Temporary measures to cut delays in breast cancer scans are not sustainable, one of Wakefield's most senior NHS figures has warned.
Pat Keane, the deputy chief officer of Wakefield Clinical Commissioning Group (CCG) said that patient waits to be seen by a specialist after a GP referral had reduced, but that a "long term challenge" remained.
In February, it was revealed that the Mid Yorkshire Hospitals NHS Trust was struggling to cope with a huge spike in breast cancer referrals over the winter, despite putting on "more capacity than ever before". Staff sickness and leave in radiology departments were partly behind the problem.
The trust, which runs Pinderfields, Pontefract and Dewsbury Hospitals, was seeing around two thirds of such patients within the recommended two-week timeframe.
Now, following an emergency breast cancer summit which was held by local health bodies on April 8, more people are being scanned on time and long waits have come down.
Among 10 specific measures agreed at that meeting, the trust has asked for more support from NHS colleagues in South Yorkshire and will try to use other alternative providers for screenings where possible.

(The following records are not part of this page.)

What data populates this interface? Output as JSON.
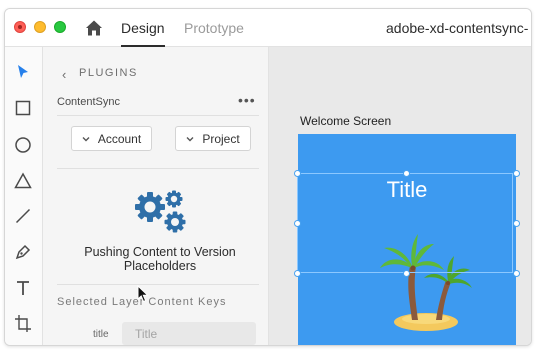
{
  "window": {
    "home_icon": "home-icon",
    "tabs": [
      {
        "label": "Design",
        "active": true
      },
      {
        "label": "Prototype",
        "active": false
      }
    ],
    "document_title": "adobe-xd-contentsync-"
  },
  "toolbar": {
    "tools": [
      "select-arrow-icon",
      "rectangle-icon",
      "ellipse-icon",
      "triangle-icon",
      "line-icon",
      "pen-icon",
      "text-icon",
      "artboard-icon"
    ]
  },
  "panel": {
    "back_glyph": "‹",
    "section_title": "PLUGINS",
    "plugin_name": "ContentSync",
    "more_glyph": "•••",
    "account_button": "Account",
    "project_button": "Project",
    "status_text": "Pushing Content to Version Placeholders",
    "selected_layer_label": "Selected Layer Content Keys",
    "field": {
      "label": "title",
      "placeholder": "Title"
    }
  },
  "canvas": {
    "artboard_name": "Welcome Screen",
    "artboard_title": "Title",
    "accent": "#3d9af0"
  }
}
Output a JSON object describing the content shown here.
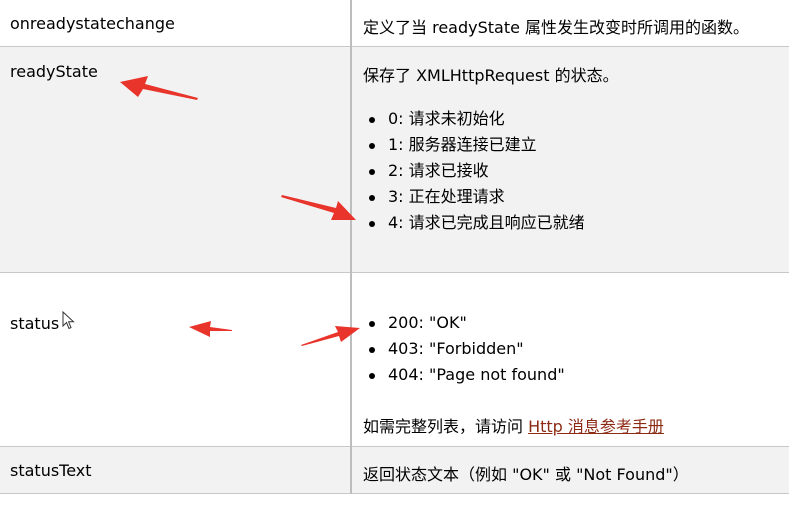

A report on the issue was put before the CCG's May board meeting on Tuesday, at which nursing representative Diane Hampshire said the language used "wasn't overly reassuring" about the problem.
In response, the CCG's chief officer Jo Webster said: "Let me reassure you that since the summit things have improved.
"The challenge (faced by the trust) was one of workforce and demand. There’s a whole variety of reasons.
"The summit was about exploring the ways we can approach the issues that have come out, in terms of the spike in referrals we had over January and February time."
It was suggested earlier this year that a soap storyline in Emmerdale may have contributed to the sharp increase in patients being sent for screenings.
GPs in Wakefield have been written to about the new measures, while it is believed that breast cancer diagnoses have not risen locally.
Deputy chief officer Pat Keane told the board that patients' average waiting times had come down from 28 days to 14.
But he added: "That’s not sustainable because we’ve put temporary measures in place.
"When the trust first encountered this problem, when they looked around for the workforce there was nobody there.
"A lot of other trusts were in the same boat.
"One of the reasons it has come down to 14 days is because referrals have dropped off. If they spike again, (waits) will increase again.
"So we have managed to get those referrals back to where they should be, but there’s a long term challenge there."
But board member and Chapelthorpe GP Clive Harries said: "I’m not actually convinced the problem has been solved.
"If you look at the trends there have been variations in referrals, but in the main they have been stable.
"I don’t think this is a problem that’s going to go away."
Local Democracy Reporting Service